To understand information security governance, it’s important to know the difference between governance and management.
Management involves decision making regarding day-to-day business operations. Governance provides the framework—the vision, mission, values, strategies, core policies, and other factors—used to guide these decisions.
If business were a journey, management might involve deciding how to get from point A to point B—the best route to take, which mode of transportation to use, when to embark, how fast to travel, and so on.
Governance would provide an overview of the journey—the reason for going, available transportation options, the final destination, and a map showing all the possible ways to get there.
In IT security, information security management includes risk management—which steps should be used to avoid, mitigate, or otherwise handle information security risks.
Information security governance, on the other hand, is the system that guides how those decisions get made and by whom, with the goal of achieving overall organizational goals.
The security policies, information security program, information security strategy, and other documents and measures guiding enterprise security are all a part of cybersecurity governance, which is, in turn, a part of IT governance overall. Information security governance ensures that those strategies and programs conform to the business strategy, advance business objectives, and comply with regulations and industry standards.
How information security governance works
Governance is the purview of an organization’s board of directors and executive management, especially the chief information security officer (CISO).
Working together, board members and executives consult with senior management and security professionals on staff to identify information assets and information technology security risks, set the strategic direction for ensuring the security of information systems and the data those systems contain, and create an information security policy that may address cybersecurity measures from information systems access control to organizational security awareness.
To ensure that the organization’s policies, procedures, and practices conform to regulations and standards, using a governance framework is crucial. Commonly used information security governance frameworks include:
- National Institute for Security and Technology (NIST) publication 800-53
- International Organization for Standardization (ISO) 27001

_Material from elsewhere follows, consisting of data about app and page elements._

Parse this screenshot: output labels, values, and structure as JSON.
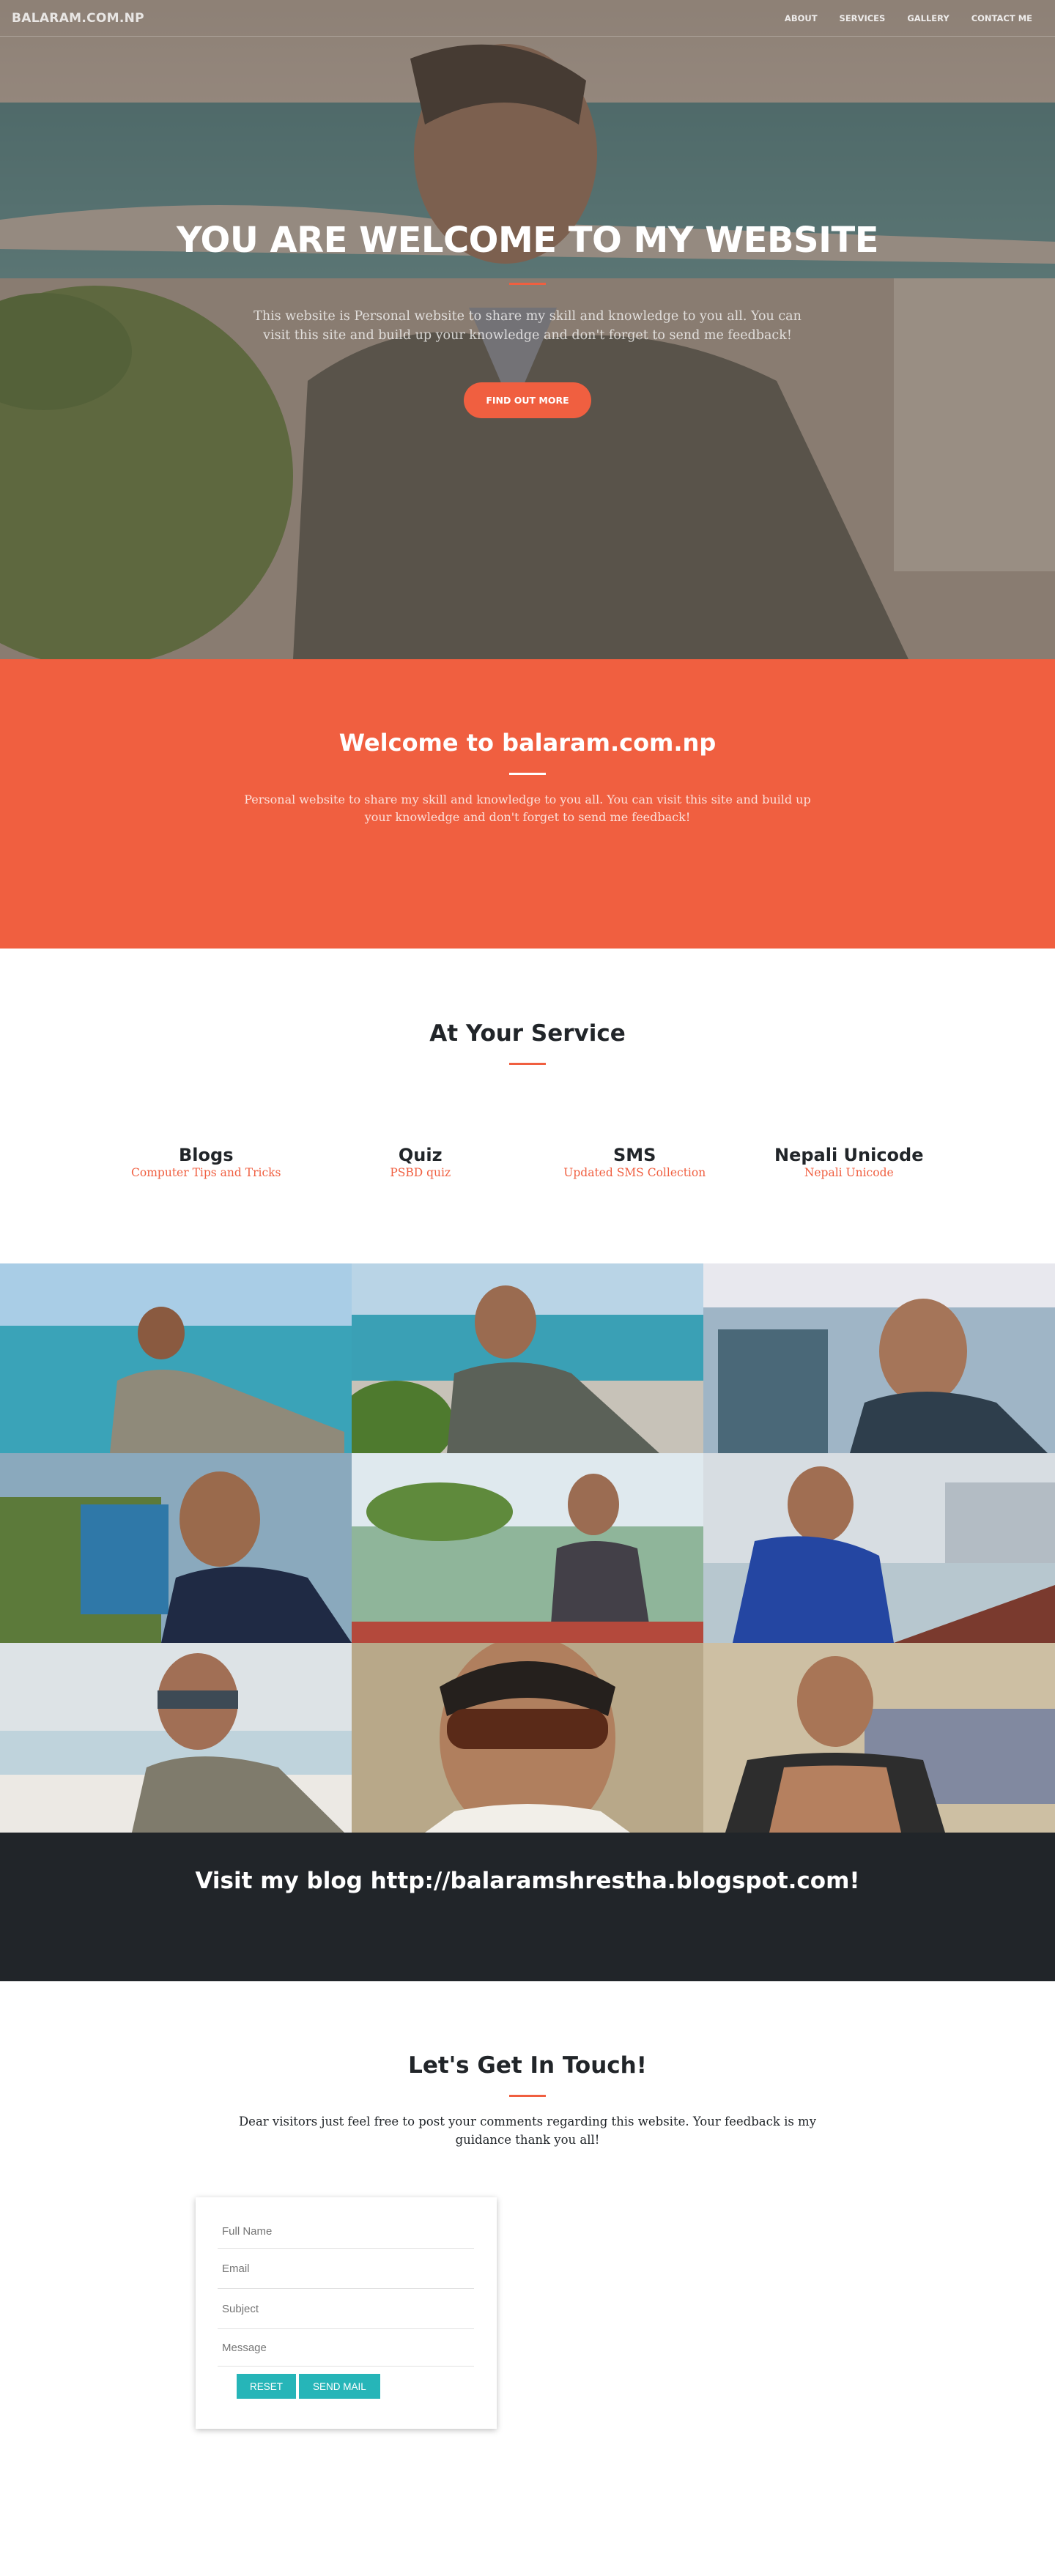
{
  "navbar": {
    "brand": "BALARAM.COM.NP",
    "links": [
      "ABOUT",
      "SERVICES",
      "GALLERY",
      "CONTACT ME"
    ]
  },
  "hero": {
    "title": "YOU ARE WELCOME TO MY WEBSITE",
    "text": "This website is Personal website to share my skill and knowledge to you all. You can visit this site and build up your knowledge and don't forget to send me feedback!",
    "button": "FIND OUT MORE"
  },
  "welcome": {
    "title": "Welcome to balaram.com.np",
    "text": "Personal website to share my skill and knowledge to you all. You can visit this site and build up your knowledge and don't forget to send me feedback!"
  },
  "services": {
    "title": "At Your Service",
    "items": [
      {
        "name": "Blogs",
        "desc": "Computer Tips and Tricks"
      },
      {
        "name": "Quiz",
        "desc": "PSBD quiz"
      },
      {
        "name": "SMS",
        "desc": "Updated SMS Collection"
      },
      {
        "name": "Nepali Unicode",
        "desc": "Nepali Unicode"
      }
    ]
  },
  "blog_banner": {
    "text": "Visit my blog http://balaramshrestha.blogspot.com!"
  },
  "contact": {
    "title": "Let's Get In Touch!",
    "text": "Dear visitors just feel free to post your comments regarding this website. Your feedback is my guidance thank you all!",
    "form": {
      "full_name": "Full Name",
      "email": "Email",
      "subject": "Subject",
      "message": "Message",
      "reset": "RESET",
      "send": "SEND MAIL"
    }
  },
  "colors": {
    "primary": "#f05f40",
    "dark": "#212529",
    "form_button": "#26b5b8"
  }
}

- Control Objectives for Information and Related Technology (COBIT)
- The Health Information Portability and Accountability Act (HIPAA)
- The Payment Card Industry Data Security Standard (PCI DSS)